For the first time ever, a video game will be widely distributed across an entire region in an effort to rekindle academic efforts in high schools. 200 schools, 30 libraries and various coding clubs across Northern Ireland are about to receive free copies of MinecraftEDU, courtesy of the Department of Culture, Arts and Leisure. The purpose of this project is to engage young boys and make them interested in learning, even if it takes a video game to do it.
MinecraftEDU comes bundled with the vanilla version of Minecraft and full server/client capabilities. It contains various tools that the teacher can use to help students understand how fluids and gases work, acquire coding skills, understand mathematical probability and other abstract concepts.
Released in 2011 as a one-man project, Minecraft boasts a massive modding community that has produced a variety of add-ons, from the inane to the extremely intricate. For example, the qCraft add-on focuses on teaching the player about quantum physics.

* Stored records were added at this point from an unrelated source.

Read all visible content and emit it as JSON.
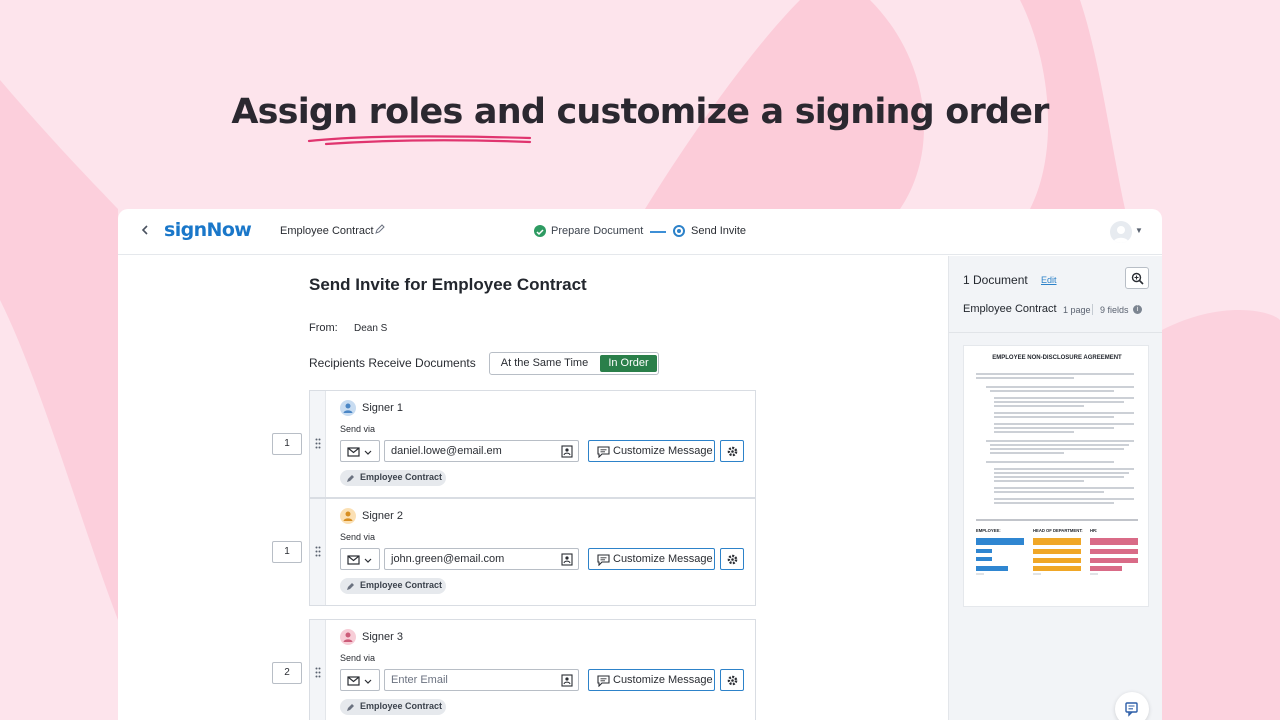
{
  "headline": {
    "part1": "Assign roles",
    "part2": " and customize a signing order"
  },
  "topbar": {
    "logo": "signNow",
    "doc_title": "Employee Contract",
    "step1": "Prepare Document",
    "step2": "Send Invite"
  },
  "main": {
    "title": "Send Invite for Employee Contract",
    "from_label": "From:",
    "from_value": "Dean S",
    "recipients_label": "Recipients Receive Documents",
    "toggle": {
      "option1": "At the Same Time",
      "option2": "In Order",
      "selected": "In Order"
    }
  },
  "signers": [
    {
      "order": "1",
      "name": "Signer 1",
      "send_via": "Send via",
      "email": "daniel.lowe@email.em",
      "customize": "Customize Message",
      "document": "Employee Contract",
      "color": "#7aa6d6"
    },
    {
      "order": "1",
      "name": "Signer 2",
      "send_via": "Send via",
      "email": "john.green@email.com",
      "customize": "Customize Message",
      "document": "Employee Contract",
      "color": "#f2b866"
    },
    {
      "order": "2",
      "name": "Signer 3",
      "send_via": "Send via",
      "email": "",
      "email_placeholder": "Enter Email",
      "customize": "Customize Message",
      "document": "Employee Contract",
      "color": "#e99aac"
    }
  ],
  "sidebar": {
    "count": "1 Document",
    "edit": "Edit",
    "doc_name": "Employee Contract",
    "pages": "1 page",
    "fields": "9 fields",
    "thumb_title": "EMPLOYEE NON-DISCLOSURE AGREEMENT",
    "roles": [
      "EMPLOYEE:",
      "HEAD OF DEPARTMENT:",
      "HR:"
    ],
    "role_colors": [
      "#2f86d1",
      "#f0a727",
      "#d96b87"
    ]
  },
  "colors": {
    "brand": "#1a77c9",
    "accent_green": "#2a7f4a",
    "bg_pink": "#fde4ec"
  }
}
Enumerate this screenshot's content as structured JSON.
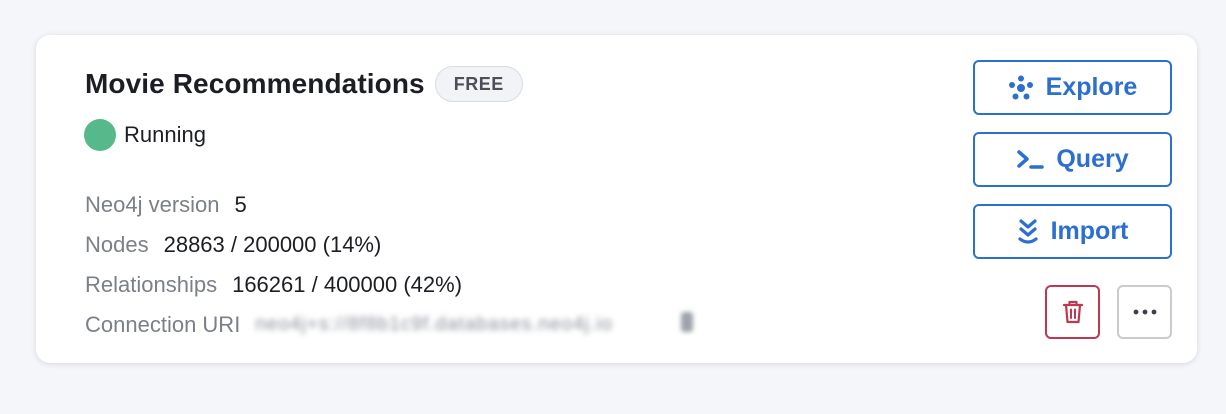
{
  "instance": {
    "name": "Movie Recommendations",
    "tier_badge": "FREE",
    "status": "Running",
    "status_color": "#56b98b"
  },
  "details": [
    {
      "label": "Neo4j version",
      "value": "5"
    },
    {
      "label": "Nodes",
      "value": "28863 / 200000 (14%)"
    },
    {
      "label": "Relationships",
      "value": "166261 / 400000 (42%)"
    },
    {
      "label": "Connection URI",
      "value": "neo4j+s://8f8b1c9f.databases.neo4j.io"
    }
  ],
  "actions": {
    "explore_label": "Explore",
    "query_label": "Query",
    "import_label": "Import",
    "explore_icon": "explore-icon",
    "query_icon": "terminal-icon",
    "import_icon": "import-icon",
    "delete_icon": "trash-icon",
    "more_icon": "more-horizontal-icon"
  },
  "colors": {
    "accent": "#2b6fd1",
    "danger": "#c0384f",
    "running": "#56b98b"
  }
}
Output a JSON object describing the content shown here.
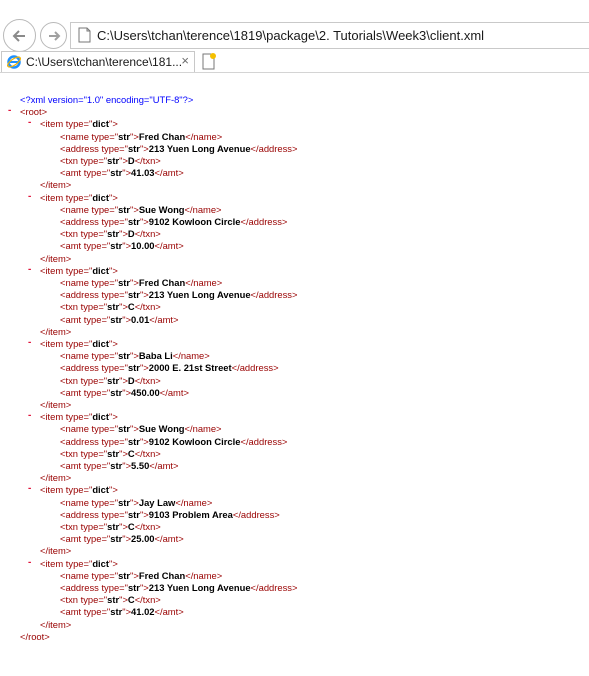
{
  "browser": {
    "address": "C:\\Users\\tchan\\terence\\1819\\package\\2. Tutorials\\Week3\\client.xml",
    "tab_title": "C:\\Users\\tchan\\terence\\181...",
    "close_glyph": "×"
  },
  "xml": {
    "declaration": "<?xml version=\"1.0\" encoding=\"UTF-8\"?>",
    "root_open": "<root>",
    "root_close": "</root>",
    "item_open_prefix": "<item type=\"",
    "item_type": "dict",
    "item_close": "</item>",
    "attr_name": "type",
    "attr_value": "str",
    "items": [
      {
        "name": "Fred Chan",
        "address": "213 Yuen Long Avenue",
        "txn": "D",
        "amt": "41.03"
      },
      {
        "name": "Sue Wong",
        "address": "9102 Kowloon Circle",
        "txn": "D",
        "amt": "10.00"
      },
      {
        "name": "Fred Chan",
        "address": "213 Yuen Long Avenue",
        "txn": "C",
        "amt": "0.01"
      },
      {
        "name": "Baba Li",
        "address": "2000 E. 21st Street",
        "txn": "D",
        "amt": "450.00"
      },
      {
        "name": "Sue Wong",
        "address": "9102 Kowloon Circle",
        "txn": "C",
        "amt": "5.50"
      },
      {
        "name": "Jay Law",
        "address": "9103 Problem Area",
        "txn": "C",
        "amt": "25.00"
      },
      {
        "name": "Fred Chan",
        "address": "213 Yuen Long Avenue",
        "txn": "C",
        "amt": "41.02"
      }
    ]
  },
  "colors": {
    "declaration": "#0000ff",
    "tag": "#990000",
    "value": "#000000",
    "toggle": "#e0143c"
  }
}
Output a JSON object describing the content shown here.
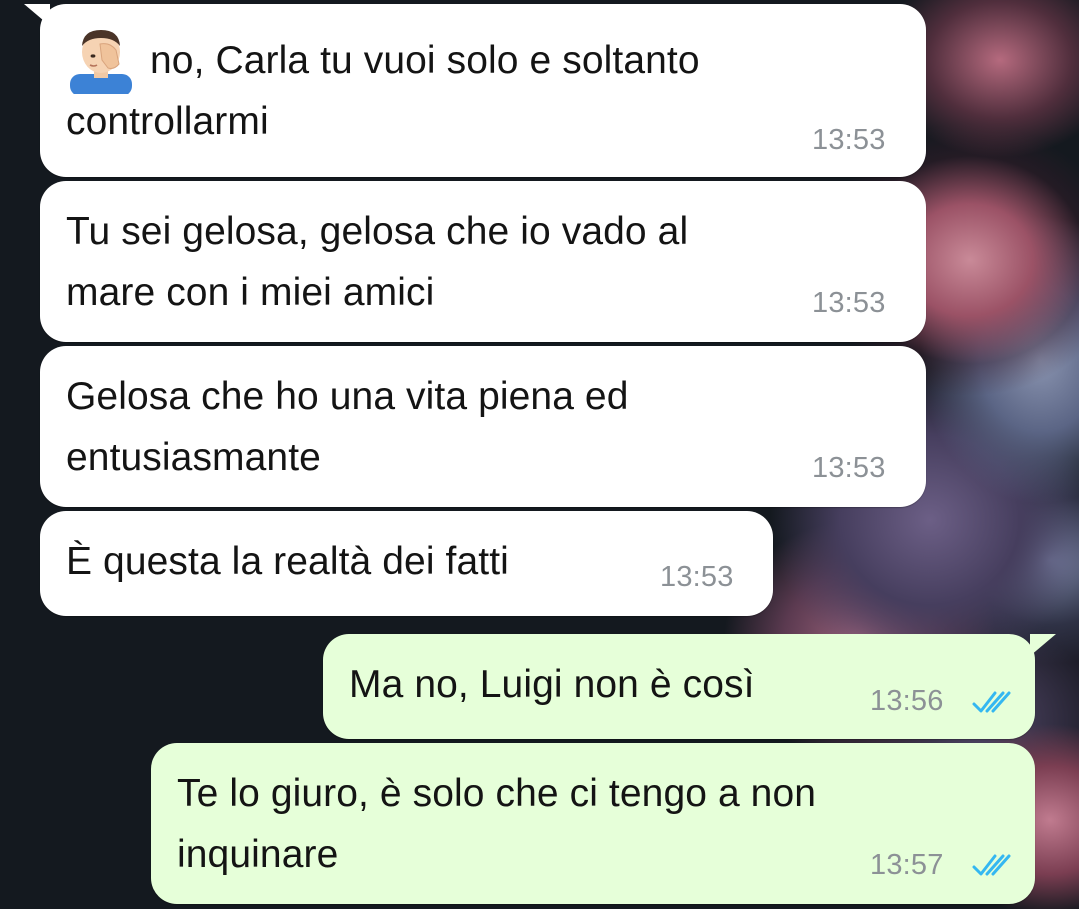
{
  "conversation": {
    "messages": [
      {
        "direction": "incoming",
        "emoji": "man-facepalming-emoji",
        "text": "no, Carla tu vuoi solo e soltanto\ncontrollarmi",
        "time": "13:53"
      },
      {
        "direction": "incoming",
        "text": "Tu sei gelosa, gelosa che io vado al\nmare con i miei amici",
        "time": "13:53"
      },
      {
        "direction": "incoming",
        "text": "Gelosa che ho una vita piena ed\nentusiasmante",
        "time": "13:53"
      },
      {
        "direction": "incoming",
        "text": "È questa la realtà dei fatti",
        "time": "13:53"
      },
      {
        "direction": "outgoing",
        "text": "Ma no, Luigi non è così",
        "time": "13:56",
        "status_icon": "double-check-read-icon"
      },
      {
        "direction": "outgoing",
        "text": "Te lo giuro, è solo che ci tengo a non\ninquinare",
        "time": "13:57",
        "status_icon": "double-check-read-icon"
      }
    ]
  },
  "colors": {
    "incoming_bubble": "#ffffff",
    "outgoing_bubble": "#e6ffd9",
    "read_ticks": "#34b7f1",
    "timestamp": "#8c9196"
  }
}
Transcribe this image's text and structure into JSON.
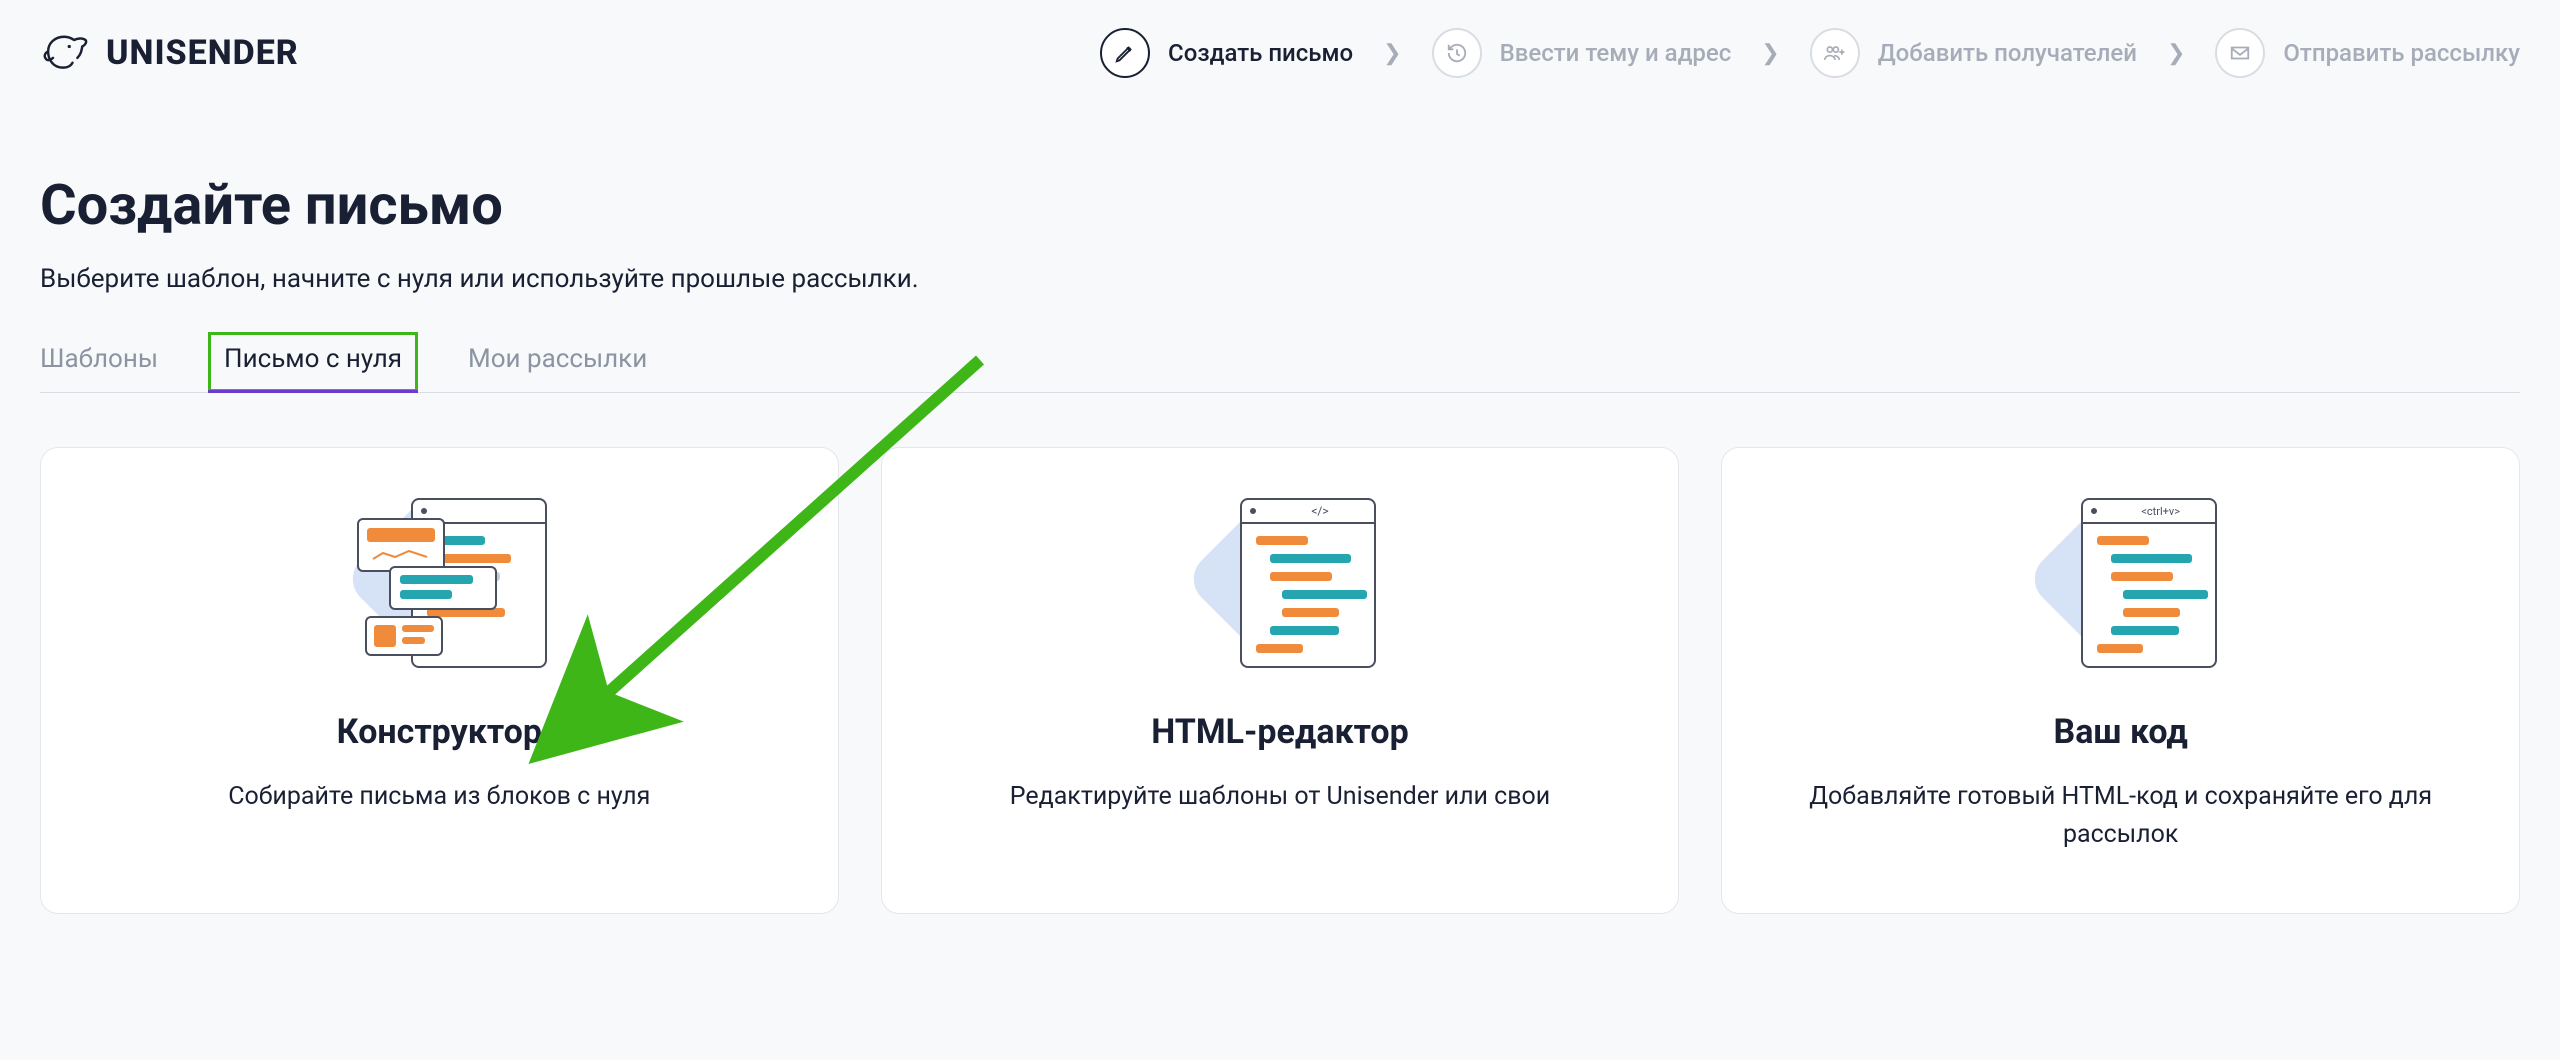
{
  "brand": "UNISENDER",
  "stepper": [
    {
      "label": "Создать письмо",
      "active": true,
      "icon": "pencil"
    },
    {
      "label": "Ввести тему и адрес",
      "active": false,
      "icon": "history"
    },
    {
      "label": "Добавить получателей",
      "active": false,
      "icon": "users-plus"
    },
    {
      "label": "Отправить рассылку",
      "active": false,
      "icon": "envelope"
    }
  ],
  "page": {
    "title": "Создайте письмо",
    "subtitle": "Выберите шаблон, начните с нуля или используйте прошлые рассылки."
  },
  "tabs": [
    {
      "label": "Шаблоны",
      "active": false,
      "highlight": false
    },
    {
      "label": "Письмо с нуля",
      "active": true,
      "highlight": true
    },
    {
      "label": "Мои рассылки",
      "active": false,
      "highlight": false
    }
  ],
  "cards": [
    {
      "title": "Конструктор",
      "desc": "Собирайте письма из блоков с нуля"
    },
    {
      "title": "HTML-редактор",
      "desc": "Редактируйте шаблоны от Unisender или свои"
    },
    {
      "title": "Ваш код",
      "desc": "Добавляйте готовый HTML-код и сохраняйте его для рассылок"
    }
  ],
  "illus": {
    "html_tag": "</>",
    "ctrlv": "<ctrl+v>"
  },
  "annotation": {
    "arrow_color": "#3fb618",
    "highlight_color": "#3fb618"
  }
}
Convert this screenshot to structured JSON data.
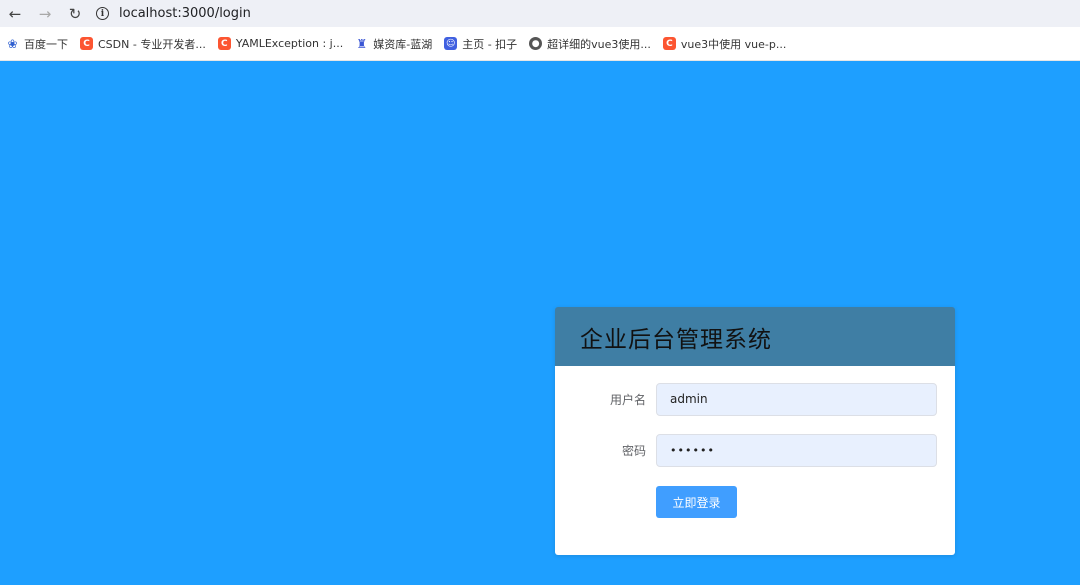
{
  "browser": {
    "url": "localhost:3000/login",
    "icons": {
      "back": "arrow-left-icon",
      "forward": "arrow-right-icon",
      "reload": "reload-icon",
      "site_info": "info-icon"
    },
    "bookmarks": [
      {
        "label": "百度一下",
        "icon": "baidu-paw-icon"
      },
      {
        "label": "CSDN - 专业开发者...",
        "icon": "csdn-icon"
      },
      {
        "label": "YAMLException : j...",
        "icon": "csdn-icon"
      },
      {
        "label": "媒资库-蓝湖",
        "icon": "lanhu-icon"
      },
      {
        "label": "主页 - 扣子",
        "icon": "coze-icon"
      },
      {
        "label": "超详细的vue3使用...",
        "icon": "globe-icon"
      },
      {
        "label": "vue3中使用 vue-p...",
        "icon": "csdn-icon"
      }
    ]
  },
  "login": {
    "title": "企业后台管理系统",
    "username_label": "用户名",
    "username_value": "admin",
    "password_label": "密码",
    "password_value": "••••••",
    "submit_label": "立即登录"
  },
  "colors": {
    "page_background": "#1e9fff",
    "card_header": "#3f7ea4",
    "button": "#409eff",
    "input_autofill": "#e8f0fe"
  }
}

Of course, there is the issue of structured gameplay not being fun. Kids play video games because they give them a certain degree of freedom which isn’t present in their immediate surroundings. If killing monsters is replaced with solving quizzes and repeating lessons from the blackboard, is it even a video game anymore? Is there a way to make structured learning fun?
Probably not. In any case, video games have always been a great source of information and valuable educational tools. For example, Hexen taught me that pigs can viciously bite you, and are therefore not to be trusted.